ABOUT THIS EXERCISE: Your answer is to be every line of the material that includes the string "ancora".

SOURCE DATA:
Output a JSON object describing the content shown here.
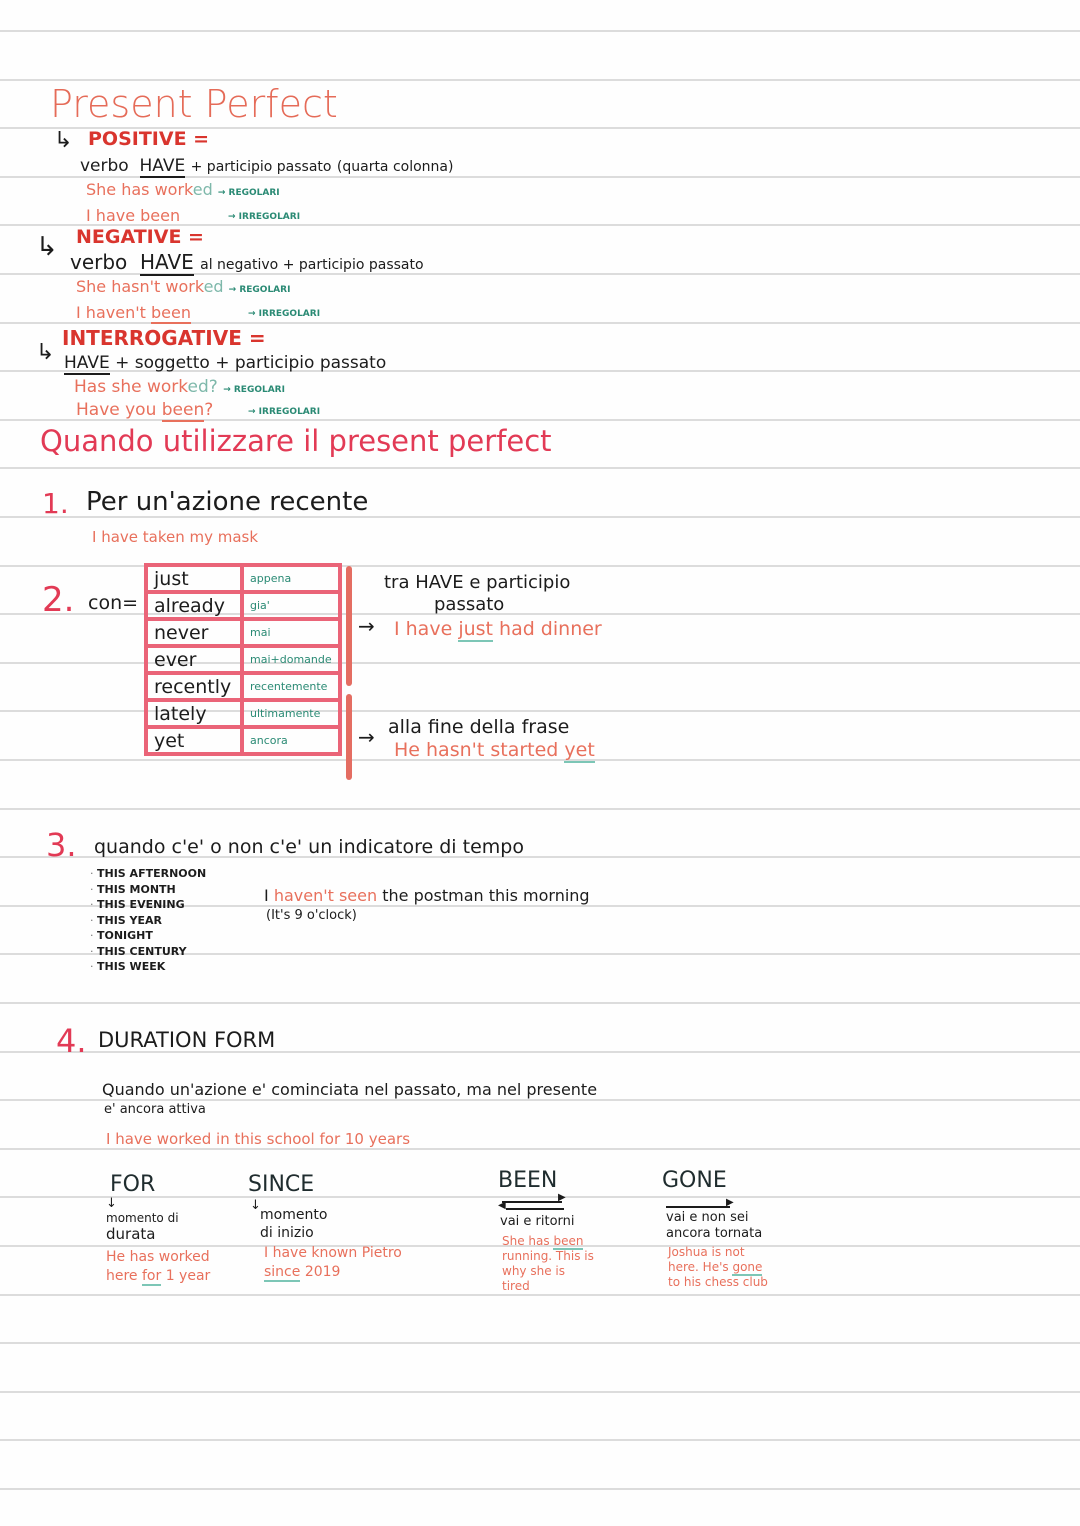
{
  "page": {
    "title": "Present Perfect",
    "positive": {
      "heading": "POSITIVE =",
      "rule_prefix": "verbo",
      "rule_have": "HAVE",
      "rule_suffix": "+ participio passato",
      "rule_note": "(quarta colonna)",
      "examples": [
        {
          "text_main": "She has work",
          "text_ending": "ed",
          "tag": "→ REGOLARI"
        },
        {
          "text_main": "I have been",
          "text_ending": "",
          "tag": "→ IRREGOLARI"
        }
      ]
    },
    "negative": {
      "heading": "NEGATIVE =",
      "rule_prefix": "verbo",
      "rule_have": "HAVE",
      "rule_suffix": "al negativo + participio passato",
      "examples": [
        {
          "text_main": "She hasn't work",
          "text_ending": "ed",
          "tag": "→ REGOLARI"
        },
        {
          "text_main": "I haven't ",
          "text_underlined": "been",
          "tag": "→ IRREGOLARI"
        }
      ]
    },
    "interrogative": {
      "heading": "INTERROGATIVE =",
      "rule_have": "HAVE",
      "rule_suffix": "+ soggetto + participio passato",
      "examples": [
        {
          "text_main": "Has she work",
          "text_ending": "ed?",
          "tag": "→ REGOLARI"
        },
        {
          "text_main": "Have you ",
          "text_underlined": "been",
          "text_end": "?",
          "tag": "→ IRREGOLARI"
        }
      ]
    },
    "usage_heading": "Quando utilizzare il present perfect",
    "usage": [
      {
        "number": "1.",
        "title": "Per un'azione recente",
        "example": "I have taken my mask"
      },
      {
        "number": "2.",
        "label": "con=",
        "adverbs": [
          {
            "en": "just",
            "it": "appena"
          },
          {
            "en": "already",
            "it": "gia'"
          },
          {
            "en": "never",
            "it": "mai"
          },
          {
            "en": "ever",
            "it": "mai+domande"
          },
          {
            "en": "recently",
            "it": "recentemente"
          },
          {
            "en": "lately",
            "it": "ultimamente"
          },
          {
            "en": "yet",
            "it": "ancora"
          }
        ],
        "group1": {
          "note_line1": "tra HAVE e participio",
          "note_line2": "passato",
          "arrow": "→",
          "example_pre": "I have ",
          "example_key": "just",
          "example_post": " had dinner"
        },
        "group2": {
          "arrow": "→",
          "note": "alla fine della frase",
          "example_pre": "He hasn't started ",
          "example_key": "yet"
        }
      },
      {
        "number": "3.",
        "title": "quando c'e' o non c'e' un indicatore di tempo",
        "time_expressions": [
          "THIS AFTERNOON",
          "THIS MONTH",
          "THIS EVENING",
          "THIS YEAR",
          "TONIGHT",
          "THIS CENTURY",
          "THIS WEEK"
        ],
        "example_pre": "I ",
        "example_key": "haven't seen",
        "example_post": " the postman this morning",
        "example_note": "(It's 9 o'clock)"
      },
      {
        "number": "4.",
        "title": "DURATION FORM",
        "desc_line1": "Quando un'azione e' cominciata nel passato, ma nel presente",
        "desc_line2": "e' ancora attiva",
        "example": "I have worked in this school for 10 years",
        "columns": [
          {
            "heading": "FOR",
            "arrow": "↓",
            "note_lines": [
              "momento di",
              "durata"
            ],
            "example_lines": [
              "He has worked",
              "here "
            ],
            "example_key": "for",
            "example_tail": " 1 year"
          },
          {
            "heading": "SINCE",
            "arrow": "↓",
            "note_lines": [
              "momento",
              "di inizio"
            ],
            "example_lines": [
              "I have known Pietro"
            ],
            "example_key": "since",
            "example_tail": " 2019"
          },
          {
            "heading": "BEEN",
            "arrow": "⇄",
            "note_lines": [
              "vai e ritorni"
            ],
            "example_lines": [
              "She has ",
              "running. This is",
              "why she is",
              "tired"
            ],
            "example_key": "been"
          },
          {
            "heading": "GONE",
            "arrow": "→",
            "note_lines": [
              "vai e non sei",
              "ancora tornata"
            ],
            "example_lines": [
              "Joshua is not",
              "here. He's ",
              "to his chess club"
            ],
            "example_key": "gone"
          }
        ]
      }
    ]
  }
}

OUTPUT FOR THIS EXERCISE:
            "it": "ancora"
        "desc_line2": "e' ancora attiva",
              "ancora tornata"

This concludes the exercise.